In the Major League Soccer era, the very brief history of the Vancouver Whitecaps reads much like that kiddie story of The Little Engine That Could - the pre-climax part, at least. For it seems that no matter how much momentum the organization builds and no matter how much determination they have, sustaining success appears to be just too much of an ask.
From an organizational perspective (read: management), it truly has been a case of one step forward, two steps back on a fairly consistent basis since the ramp-up to MLS began in 2010.
There's been instability in the coaching department, with four coaches now in the past four years. The most recent being the internal promotion of Carl Robinson after the club rather publicly tried and failed to attract much bigger fish to the grill.
There was big-name CEO, Paul Barber, brought in from Tottenham to guide the Whitecaps' ship as they navigated their route into MLS waters. He lasted two years before jumping ship. It had looked to be a huge step in the right direction for the Caps at the time, but it turned out to be nothing more than a stepping-stone move for Barber, who, at last glance, was at the helm of Brighton & Hove Albion of the Football League Championship.
Vancouver failed to hang on to Davide Chiumiento, the only true playmaker the club has ever had. He was sold to FC Zurich, but later suggested in the Swiss media that he would have been happy to remain in Vancouver for the right price.
Eric Hassli was brought in as the club's first-ever designated player. He had a nose for the spectacular, but inconsistency, petulance, and ultimately a massive dry spell put an end to his tenure in Vancouver. You can't hang Hassli's wash out on the Caps, as his resume was impressive at the time, and for a while, if you were a Whitecaps fan, life was like an endless summer at Camp Good Times.
But the name Mustapha Jarju definitely does belong in the litany of mistakes made by the Vancouver Whitecaps.
Then, there was last season's debacle involving LB Alain Rochat. In a move intended to clear salary for the soon-to-be-coming goalkeeper David Ousted, the Caps dumped the Swiss-Canadian off to DC United for a second-round pick and a conditional pick in the SuperDraft - more or less the equivalent of giving away your gently worn Versace suit in exchange for a quick zip down the aisle at Value Village.
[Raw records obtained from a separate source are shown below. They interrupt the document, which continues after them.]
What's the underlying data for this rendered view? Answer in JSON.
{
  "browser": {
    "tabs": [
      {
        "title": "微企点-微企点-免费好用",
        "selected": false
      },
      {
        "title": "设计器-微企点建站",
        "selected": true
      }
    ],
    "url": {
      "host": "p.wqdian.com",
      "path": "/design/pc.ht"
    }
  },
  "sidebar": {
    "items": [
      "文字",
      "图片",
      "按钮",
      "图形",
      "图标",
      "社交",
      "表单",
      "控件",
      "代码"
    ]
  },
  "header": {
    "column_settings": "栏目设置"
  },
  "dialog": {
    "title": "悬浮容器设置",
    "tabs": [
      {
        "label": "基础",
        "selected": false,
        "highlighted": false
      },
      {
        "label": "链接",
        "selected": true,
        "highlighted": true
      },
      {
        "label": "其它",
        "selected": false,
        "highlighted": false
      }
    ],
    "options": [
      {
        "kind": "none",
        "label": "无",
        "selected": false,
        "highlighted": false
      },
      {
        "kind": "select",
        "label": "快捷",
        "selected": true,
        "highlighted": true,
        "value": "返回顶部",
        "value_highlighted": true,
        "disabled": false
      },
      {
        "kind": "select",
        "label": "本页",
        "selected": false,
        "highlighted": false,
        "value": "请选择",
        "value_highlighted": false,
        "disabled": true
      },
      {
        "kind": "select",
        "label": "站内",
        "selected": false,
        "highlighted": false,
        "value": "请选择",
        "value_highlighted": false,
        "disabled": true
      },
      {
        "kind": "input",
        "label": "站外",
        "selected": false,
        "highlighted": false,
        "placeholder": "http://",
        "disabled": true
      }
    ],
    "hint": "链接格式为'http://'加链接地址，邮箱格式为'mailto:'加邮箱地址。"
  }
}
Rochat put in five matches for D.C. before the club engineered his transfer to Y.B. of Switzerland's Raiffeisen League - for a fee that the Washington Post reported to be in excess of $500,000 USD.
Now there's the Camilo thing.
No, Camilo and his agent definitely haven't gone about this the right way, and I agree with Whitecaps FC president Bob Lenarduzzi's assessment that Camilo's bolting to Queretaro and appearing in their kit is "unacceptable and inappropriate." But... it could and should have been avoided.
Immediately after season's end, the Whitecaps took their eyes off the ball in focusing solely on the search for coach Martin Rennie's successor. Camilo was the Golden Boot winner, and had scored more than 40% the club's goals in 2013 - while on a contract of $250,000 per season, about half of what other MLS players of his calibre are earning.
The window to renegotiating Camilo's contract opened the second that he secured the Golden Boot, but slammed shut after the two months that passed while Whitecaps management first pursued a coach, and then took vacations.
At this point, there is no turning back for either the Whitecaps or Camilo. We know where the Whitecaps stand - the club has been unequivocal in their assertions that Camilo remains under contract to them. It's pretty clear where Camilo and Queretaro stand - as the Twitter pics and the Mexican club's website have shown.
Who knows what MLS's stance is? Presumably, the suits in New York are apoplectic, but that's a guess. After all, they've been stone silent through all of this. And FIFA? Well there's some small evidence that the governing body has not been wholly enamored with (single) option contracts in the past. But within MLS, exclusively, such contracts are common and fully compliant with North American labour law - they're also recognized by MLS Players Union.
It's a mess - but one that could well have been avoided. Camilo Sanvezzo's proven to be The Little Engine That Could, while for the Vancouver Whitecaps making it up and over this particular MLS hill remains in doubt.